“Running breaks my body, but it sure fixes my soul.” (Garrett Moon)
This post started as a longer, less focused expression of a wide variety of emotions I’ve held closely for the last 2,000 miles of driving. After a long run tonight, I’ve found a more meaningful and concise set of words.
I met an important woman on my flight from Chicago to Dallas on Wednesday morning.
I arrived in West Virginia late Saturday night and sent an important email.
Sunday I drove 450 miles northeast to meet her in Niagara Falls, NY.
We laughed over dinner in a dive bar, split a bottle of wine, and walked along the river.
She had to work on Monday, and I still had 2,700 miles to drive to Portland.
The odds are reasonable that I will not see her again.
It was worth it.
She is intelligent, beautiful, humble, and willing to look at herself and her life carefully in the mirror. She is nothing short of incredible to me, and I’m looking forward to developing our friendship. True to her form, getting to know her meant that she forced me to look at my life in the mirror very carefully. Thank you lady.
One of the reasons I started this blog was to allow a more transparent examination of my life. The directive “lead an examined life” actually comes from my time working for patagonia (the clothing company), it’s value has held in the years since I worked there. When I’m forced to examine my life more closely, I know I’ve done something correctly. I enjoy long distance driving for the mental space it affords me, this trip has been no different.
How far would you go for the right person? How far would you go for the right job? What constitutes being in “the right place” (or “the right person” or “right job”)? On what do we base our priorities?
When our personal and functional dreams seem to be at odds, how do we know when we we’ve struck the right balance? When do we compromise? When do we refuse compromise?
I’ve been fortunate to have spent the past 6 months following my heart, and learning about myself, but in many ways these bigger questions remain unanswered. I haven’t forced myself to be accountable for answering them. Certainly I have experienced personal growth, but maybe this experience renews the cycle- in some ways I feel like I’m starting from square one. These questions will be waiting for me when I get back from South America, and I will be required to answer them in order to move on with my life.
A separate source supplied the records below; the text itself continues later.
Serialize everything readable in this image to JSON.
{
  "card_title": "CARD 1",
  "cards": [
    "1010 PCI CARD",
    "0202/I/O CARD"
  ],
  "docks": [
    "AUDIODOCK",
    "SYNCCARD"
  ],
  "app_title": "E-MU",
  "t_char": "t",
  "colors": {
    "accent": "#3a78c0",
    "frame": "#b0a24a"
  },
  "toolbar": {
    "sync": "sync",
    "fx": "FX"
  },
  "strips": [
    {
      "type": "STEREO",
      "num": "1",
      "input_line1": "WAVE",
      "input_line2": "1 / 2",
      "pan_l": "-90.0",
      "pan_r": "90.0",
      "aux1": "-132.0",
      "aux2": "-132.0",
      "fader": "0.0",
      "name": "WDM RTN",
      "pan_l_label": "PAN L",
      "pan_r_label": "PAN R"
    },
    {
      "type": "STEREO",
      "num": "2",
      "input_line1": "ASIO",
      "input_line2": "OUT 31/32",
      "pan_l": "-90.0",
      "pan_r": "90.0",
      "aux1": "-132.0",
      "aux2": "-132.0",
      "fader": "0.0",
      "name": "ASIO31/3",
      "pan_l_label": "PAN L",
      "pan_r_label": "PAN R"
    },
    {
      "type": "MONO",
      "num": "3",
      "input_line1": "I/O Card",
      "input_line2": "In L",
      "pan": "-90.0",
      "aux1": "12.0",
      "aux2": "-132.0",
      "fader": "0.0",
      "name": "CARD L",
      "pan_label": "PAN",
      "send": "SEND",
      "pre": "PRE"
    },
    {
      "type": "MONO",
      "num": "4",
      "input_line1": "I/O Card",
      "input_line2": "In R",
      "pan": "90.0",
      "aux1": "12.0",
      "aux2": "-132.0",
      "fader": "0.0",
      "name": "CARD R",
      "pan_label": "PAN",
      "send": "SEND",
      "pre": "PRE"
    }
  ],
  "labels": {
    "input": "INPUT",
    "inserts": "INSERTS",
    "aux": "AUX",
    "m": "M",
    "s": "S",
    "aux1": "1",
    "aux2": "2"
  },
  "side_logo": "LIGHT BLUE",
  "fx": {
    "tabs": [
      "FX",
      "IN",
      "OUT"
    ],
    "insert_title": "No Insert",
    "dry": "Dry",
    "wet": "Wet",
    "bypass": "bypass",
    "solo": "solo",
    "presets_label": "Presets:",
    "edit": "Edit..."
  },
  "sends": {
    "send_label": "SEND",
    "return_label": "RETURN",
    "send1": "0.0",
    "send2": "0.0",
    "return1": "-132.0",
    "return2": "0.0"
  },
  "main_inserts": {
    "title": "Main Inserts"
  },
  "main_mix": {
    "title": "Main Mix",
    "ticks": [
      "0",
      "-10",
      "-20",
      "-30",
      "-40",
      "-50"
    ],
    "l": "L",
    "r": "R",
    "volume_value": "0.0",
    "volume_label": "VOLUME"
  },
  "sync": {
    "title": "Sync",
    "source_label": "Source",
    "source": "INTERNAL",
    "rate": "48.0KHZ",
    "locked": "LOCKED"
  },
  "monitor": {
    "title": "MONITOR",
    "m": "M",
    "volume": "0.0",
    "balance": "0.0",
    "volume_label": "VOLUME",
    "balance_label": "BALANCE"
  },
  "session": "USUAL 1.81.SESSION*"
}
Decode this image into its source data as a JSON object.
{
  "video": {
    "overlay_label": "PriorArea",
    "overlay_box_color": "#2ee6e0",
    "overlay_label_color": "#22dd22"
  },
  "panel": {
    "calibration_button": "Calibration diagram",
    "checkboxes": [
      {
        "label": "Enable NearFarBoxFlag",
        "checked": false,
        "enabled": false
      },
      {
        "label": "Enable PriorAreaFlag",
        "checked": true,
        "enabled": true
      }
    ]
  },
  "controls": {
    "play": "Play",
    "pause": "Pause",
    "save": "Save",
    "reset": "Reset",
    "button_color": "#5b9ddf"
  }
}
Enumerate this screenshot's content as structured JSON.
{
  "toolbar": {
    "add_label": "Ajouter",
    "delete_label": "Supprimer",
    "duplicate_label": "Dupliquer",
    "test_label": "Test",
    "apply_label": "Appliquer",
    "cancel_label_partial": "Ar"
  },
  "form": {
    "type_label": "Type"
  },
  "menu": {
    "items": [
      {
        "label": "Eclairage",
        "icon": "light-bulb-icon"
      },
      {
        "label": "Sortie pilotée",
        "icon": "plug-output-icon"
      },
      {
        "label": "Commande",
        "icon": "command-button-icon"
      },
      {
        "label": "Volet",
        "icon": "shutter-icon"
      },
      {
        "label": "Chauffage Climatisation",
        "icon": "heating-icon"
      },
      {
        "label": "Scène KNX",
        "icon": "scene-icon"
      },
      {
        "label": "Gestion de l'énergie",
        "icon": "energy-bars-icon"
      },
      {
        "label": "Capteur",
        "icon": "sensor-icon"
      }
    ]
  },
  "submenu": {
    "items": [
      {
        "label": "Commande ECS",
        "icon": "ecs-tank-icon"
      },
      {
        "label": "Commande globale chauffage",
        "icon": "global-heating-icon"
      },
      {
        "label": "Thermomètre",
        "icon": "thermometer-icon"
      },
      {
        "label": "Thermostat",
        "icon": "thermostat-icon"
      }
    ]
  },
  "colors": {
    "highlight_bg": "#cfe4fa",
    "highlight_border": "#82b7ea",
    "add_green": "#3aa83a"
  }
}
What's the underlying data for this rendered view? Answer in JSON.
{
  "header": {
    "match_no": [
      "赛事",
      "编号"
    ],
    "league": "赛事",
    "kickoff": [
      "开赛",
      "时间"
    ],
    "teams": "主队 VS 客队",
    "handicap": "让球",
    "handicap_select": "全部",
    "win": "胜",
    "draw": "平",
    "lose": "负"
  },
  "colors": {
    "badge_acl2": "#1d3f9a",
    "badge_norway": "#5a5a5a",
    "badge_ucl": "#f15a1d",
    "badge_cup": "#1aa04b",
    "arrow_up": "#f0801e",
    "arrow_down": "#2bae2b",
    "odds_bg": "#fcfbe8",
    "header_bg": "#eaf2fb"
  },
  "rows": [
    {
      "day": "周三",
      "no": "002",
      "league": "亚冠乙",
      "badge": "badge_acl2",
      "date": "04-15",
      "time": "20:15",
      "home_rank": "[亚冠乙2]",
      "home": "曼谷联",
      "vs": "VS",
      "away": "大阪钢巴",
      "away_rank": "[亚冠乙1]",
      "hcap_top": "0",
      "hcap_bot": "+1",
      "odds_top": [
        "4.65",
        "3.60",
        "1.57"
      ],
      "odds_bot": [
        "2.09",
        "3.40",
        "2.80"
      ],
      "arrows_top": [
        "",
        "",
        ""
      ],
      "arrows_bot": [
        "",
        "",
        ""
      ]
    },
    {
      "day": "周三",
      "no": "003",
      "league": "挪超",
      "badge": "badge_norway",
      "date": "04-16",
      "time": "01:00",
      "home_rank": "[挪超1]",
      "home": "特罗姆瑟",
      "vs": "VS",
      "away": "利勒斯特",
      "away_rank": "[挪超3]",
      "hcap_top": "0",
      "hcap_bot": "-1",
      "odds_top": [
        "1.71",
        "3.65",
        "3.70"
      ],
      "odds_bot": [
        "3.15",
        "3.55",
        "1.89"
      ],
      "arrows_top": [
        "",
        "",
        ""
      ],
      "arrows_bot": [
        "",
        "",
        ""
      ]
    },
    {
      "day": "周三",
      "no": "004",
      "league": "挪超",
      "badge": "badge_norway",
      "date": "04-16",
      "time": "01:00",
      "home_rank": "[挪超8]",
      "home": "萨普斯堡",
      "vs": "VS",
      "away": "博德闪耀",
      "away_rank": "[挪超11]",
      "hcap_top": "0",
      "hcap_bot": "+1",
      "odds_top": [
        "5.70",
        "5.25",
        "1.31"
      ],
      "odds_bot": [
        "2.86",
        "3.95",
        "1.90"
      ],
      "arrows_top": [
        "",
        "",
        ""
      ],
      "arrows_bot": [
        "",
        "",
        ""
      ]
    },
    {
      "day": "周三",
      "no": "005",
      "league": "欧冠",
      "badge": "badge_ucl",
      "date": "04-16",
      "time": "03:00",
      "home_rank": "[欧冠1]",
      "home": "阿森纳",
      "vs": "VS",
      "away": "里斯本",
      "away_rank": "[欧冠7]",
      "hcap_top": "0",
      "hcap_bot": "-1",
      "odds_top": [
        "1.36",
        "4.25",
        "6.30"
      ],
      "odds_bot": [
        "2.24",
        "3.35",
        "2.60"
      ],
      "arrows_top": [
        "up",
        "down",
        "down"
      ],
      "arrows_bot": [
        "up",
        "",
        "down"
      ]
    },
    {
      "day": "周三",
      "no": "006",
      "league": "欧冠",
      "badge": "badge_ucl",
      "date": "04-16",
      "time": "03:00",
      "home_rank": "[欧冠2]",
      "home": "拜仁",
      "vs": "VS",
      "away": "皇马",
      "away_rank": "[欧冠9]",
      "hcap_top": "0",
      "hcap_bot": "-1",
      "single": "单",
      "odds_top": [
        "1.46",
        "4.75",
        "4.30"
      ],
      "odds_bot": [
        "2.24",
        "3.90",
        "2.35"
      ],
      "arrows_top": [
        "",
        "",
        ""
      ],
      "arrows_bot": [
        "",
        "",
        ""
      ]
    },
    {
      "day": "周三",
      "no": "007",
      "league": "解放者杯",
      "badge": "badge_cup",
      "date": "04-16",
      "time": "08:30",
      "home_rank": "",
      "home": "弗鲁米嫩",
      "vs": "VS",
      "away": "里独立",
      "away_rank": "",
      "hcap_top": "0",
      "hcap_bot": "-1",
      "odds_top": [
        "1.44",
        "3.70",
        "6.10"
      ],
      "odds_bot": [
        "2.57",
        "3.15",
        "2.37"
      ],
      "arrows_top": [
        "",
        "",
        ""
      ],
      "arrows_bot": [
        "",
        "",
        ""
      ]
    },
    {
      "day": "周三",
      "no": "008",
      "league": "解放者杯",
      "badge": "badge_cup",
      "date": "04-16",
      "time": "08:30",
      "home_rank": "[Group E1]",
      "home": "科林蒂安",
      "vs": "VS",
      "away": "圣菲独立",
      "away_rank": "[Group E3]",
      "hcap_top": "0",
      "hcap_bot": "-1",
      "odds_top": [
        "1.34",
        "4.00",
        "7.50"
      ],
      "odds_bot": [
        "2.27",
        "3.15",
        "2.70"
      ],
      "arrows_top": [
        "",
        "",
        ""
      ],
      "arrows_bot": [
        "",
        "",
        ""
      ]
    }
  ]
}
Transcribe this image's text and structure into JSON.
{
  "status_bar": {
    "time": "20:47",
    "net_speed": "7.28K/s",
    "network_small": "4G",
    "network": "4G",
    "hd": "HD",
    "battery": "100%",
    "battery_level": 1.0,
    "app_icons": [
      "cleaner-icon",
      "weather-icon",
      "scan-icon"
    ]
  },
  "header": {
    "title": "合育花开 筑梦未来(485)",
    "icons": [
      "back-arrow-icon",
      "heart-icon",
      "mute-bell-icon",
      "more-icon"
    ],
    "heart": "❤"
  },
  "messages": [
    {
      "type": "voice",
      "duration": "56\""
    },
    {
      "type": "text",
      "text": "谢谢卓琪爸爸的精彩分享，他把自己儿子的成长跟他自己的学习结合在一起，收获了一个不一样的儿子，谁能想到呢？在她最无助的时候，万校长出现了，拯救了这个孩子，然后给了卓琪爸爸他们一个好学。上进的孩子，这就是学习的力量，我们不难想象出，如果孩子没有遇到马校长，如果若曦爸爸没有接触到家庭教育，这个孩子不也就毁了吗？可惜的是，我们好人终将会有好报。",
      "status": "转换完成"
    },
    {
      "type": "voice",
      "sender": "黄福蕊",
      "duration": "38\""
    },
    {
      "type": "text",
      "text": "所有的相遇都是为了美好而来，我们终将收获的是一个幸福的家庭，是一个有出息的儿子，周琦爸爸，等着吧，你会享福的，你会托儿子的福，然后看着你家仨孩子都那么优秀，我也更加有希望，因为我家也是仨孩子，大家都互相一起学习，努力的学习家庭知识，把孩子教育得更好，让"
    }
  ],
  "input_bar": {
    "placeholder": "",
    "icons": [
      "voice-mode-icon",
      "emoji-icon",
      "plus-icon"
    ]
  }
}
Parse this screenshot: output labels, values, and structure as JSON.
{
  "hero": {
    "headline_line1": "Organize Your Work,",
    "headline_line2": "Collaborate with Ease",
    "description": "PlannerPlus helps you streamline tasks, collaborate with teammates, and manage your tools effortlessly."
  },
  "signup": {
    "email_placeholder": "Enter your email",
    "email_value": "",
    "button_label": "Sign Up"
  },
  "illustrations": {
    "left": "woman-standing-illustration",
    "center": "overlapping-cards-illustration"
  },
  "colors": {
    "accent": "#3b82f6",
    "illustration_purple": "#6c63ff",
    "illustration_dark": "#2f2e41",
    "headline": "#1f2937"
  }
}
The commitment I have to my values makes it difficult to ignore, or answer these questions falsely.
“Allow. That’s most of what we have to do, is allow it. We might not understand now or ever, but we will feel our lives.” (Andrew Given)